BEGIN SUPPLIED RECORDS
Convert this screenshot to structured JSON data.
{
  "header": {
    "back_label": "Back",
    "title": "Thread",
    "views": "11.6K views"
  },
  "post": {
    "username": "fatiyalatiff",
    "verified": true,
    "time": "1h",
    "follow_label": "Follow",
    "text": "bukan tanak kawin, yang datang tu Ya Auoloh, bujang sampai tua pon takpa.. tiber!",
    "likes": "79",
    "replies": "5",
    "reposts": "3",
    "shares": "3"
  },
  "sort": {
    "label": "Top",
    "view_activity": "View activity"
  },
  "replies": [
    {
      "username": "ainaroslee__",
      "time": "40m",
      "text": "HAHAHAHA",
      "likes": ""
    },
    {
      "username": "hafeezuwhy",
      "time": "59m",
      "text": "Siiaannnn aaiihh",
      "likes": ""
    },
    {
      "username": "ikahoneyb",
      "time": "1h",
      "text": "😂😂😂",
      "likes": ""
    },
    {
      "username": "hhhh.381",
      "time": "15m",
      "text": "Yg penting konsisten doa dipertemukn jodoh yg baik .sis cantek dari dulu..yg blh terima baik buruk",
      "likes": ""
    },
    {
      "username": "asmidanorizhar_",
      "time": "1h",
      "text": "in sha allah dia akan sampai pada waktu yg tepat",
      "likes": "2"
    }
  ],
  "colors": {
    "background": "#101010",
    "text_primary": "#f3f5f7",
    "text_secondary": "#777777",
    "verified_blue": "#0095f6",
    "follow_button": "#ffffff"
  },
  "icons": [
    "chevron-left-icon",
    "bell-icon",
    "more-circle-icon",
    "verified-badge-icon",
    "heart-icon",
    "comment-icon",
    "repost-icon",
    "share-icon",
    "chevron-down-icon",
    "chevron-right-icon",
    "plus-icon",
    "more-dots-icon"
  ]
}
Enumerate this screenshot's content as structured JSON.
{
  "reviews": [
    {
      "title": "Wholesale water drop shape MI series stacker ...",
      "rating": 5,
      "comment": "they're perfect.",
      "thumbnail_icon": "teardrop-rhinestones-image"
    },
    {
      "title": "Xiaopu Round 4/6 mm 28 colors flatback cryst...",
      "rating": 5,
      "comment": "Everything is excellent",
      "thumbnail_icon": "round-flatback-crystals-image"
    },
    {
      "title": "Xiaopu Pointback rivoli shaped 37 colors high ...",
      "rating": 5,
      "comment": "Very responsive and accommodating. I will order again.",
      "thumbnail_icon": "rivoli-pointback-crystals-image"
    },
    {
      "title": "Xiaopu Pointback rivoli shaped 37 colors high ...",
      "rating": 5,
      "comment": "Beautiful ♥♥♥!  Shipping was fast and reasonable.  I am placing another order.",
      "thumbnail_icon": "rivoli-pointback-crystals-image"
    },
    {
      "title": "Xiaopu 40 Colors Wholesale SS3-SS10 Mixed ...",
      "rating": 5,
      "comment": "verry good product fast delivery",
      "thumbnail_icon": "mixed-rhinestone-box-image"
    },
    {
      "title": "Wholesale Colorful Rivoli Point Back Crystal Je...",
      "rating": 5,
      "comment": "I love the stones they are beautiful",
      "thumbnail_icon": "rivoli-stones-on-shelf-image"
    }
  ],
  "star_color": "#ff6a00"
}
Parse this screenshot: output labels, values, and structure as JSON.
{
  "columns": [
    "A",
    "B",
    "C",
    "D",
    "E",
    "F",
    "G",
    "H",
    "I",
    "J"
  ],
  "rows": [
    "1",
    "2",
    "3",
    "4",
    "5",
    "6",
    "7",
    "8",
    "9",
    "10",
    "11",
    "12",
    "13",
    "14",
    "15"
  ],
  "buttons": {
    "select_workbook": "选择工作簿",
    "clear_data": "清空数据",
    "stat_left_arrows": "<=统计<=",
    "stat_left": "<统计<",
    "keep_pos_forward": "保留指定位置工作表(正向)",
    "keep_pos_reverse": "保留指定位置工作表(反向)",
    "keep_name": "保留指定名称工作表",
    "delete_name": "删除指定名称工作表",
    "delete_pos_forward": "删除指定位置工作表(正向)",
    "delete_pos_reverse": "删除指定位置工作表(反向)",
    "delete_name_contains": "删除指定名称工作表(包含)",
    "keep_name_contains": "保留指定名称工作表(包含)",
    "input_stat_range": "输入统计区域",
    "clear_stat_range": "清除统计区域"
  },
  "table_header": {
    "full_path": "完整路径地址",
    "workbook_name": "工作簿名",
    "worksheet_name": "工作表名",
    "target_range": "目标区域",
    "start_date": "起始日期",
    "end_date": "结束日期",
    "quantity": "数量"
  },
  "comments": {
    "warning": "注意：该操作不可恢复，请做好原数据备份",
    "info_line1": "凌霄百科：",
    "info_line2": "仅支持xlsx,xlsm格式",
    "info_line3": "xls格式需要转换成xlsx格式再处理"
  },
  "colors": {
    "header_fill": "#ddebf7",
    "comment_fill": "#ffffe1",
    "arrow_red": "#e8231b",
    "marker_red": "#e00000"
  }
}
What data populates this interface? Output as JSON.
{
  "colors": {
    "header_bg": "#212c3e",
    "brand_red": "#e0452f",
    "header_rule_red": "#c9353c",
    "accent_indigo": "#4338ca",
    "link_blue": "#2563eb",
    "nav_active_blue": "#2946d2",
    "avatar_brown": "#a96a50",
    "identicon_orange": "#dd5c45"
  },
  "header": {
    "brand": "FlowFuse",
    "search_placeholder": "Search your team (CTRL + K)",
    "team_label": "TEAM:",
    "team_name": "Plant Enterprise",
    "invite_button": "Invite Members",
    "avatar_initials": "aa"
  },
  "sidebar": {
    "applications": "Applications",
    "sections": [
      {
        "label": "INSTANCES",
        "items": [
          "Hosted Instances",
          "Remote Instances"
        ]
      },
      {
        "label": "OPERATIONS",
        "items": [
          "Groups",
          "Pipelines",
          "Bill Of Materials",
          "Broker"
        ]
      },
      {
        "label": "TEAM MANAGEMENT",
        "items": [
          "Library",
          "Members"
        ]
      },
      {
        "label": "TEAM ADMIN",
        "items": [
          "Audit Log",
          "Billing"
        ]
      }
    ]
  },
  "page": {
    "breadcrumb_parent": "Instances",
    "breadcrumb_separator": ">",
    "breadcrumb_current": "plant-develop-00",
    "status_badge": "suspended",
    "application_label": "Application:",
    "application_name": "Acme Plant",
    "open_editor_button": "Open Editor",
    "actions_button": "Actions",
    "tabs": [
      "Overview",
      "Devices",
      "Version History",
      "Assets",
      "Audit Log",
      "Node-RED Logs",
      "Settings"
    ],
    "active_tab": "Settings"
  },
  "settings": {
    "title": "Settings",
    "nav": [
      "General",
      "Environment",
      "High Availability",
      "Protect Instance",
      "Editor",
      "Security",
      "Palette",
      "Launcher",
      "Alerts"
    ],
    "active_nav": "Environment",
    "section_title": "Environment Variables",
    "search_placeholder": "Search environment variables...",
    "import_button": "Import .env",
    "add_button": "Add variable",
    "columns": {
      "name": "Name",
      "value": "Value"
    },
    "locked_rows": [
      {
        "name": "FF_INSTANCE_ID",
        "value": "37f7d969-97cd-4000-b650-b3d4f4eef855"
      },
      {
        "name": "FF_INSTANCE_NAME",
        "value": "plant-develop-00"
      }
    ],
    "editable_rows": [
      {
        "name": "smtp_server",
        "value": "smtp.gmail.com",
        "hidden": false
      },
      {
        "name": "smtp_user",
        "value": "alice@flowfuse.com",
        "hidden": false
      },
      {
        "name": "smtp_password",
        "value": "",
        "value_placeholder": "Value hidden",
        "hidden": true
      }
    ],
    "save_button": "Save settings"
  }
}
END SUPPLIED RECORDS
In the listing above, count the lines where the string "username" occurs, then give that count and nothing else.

▶ RESULT OF THIS TASK: 6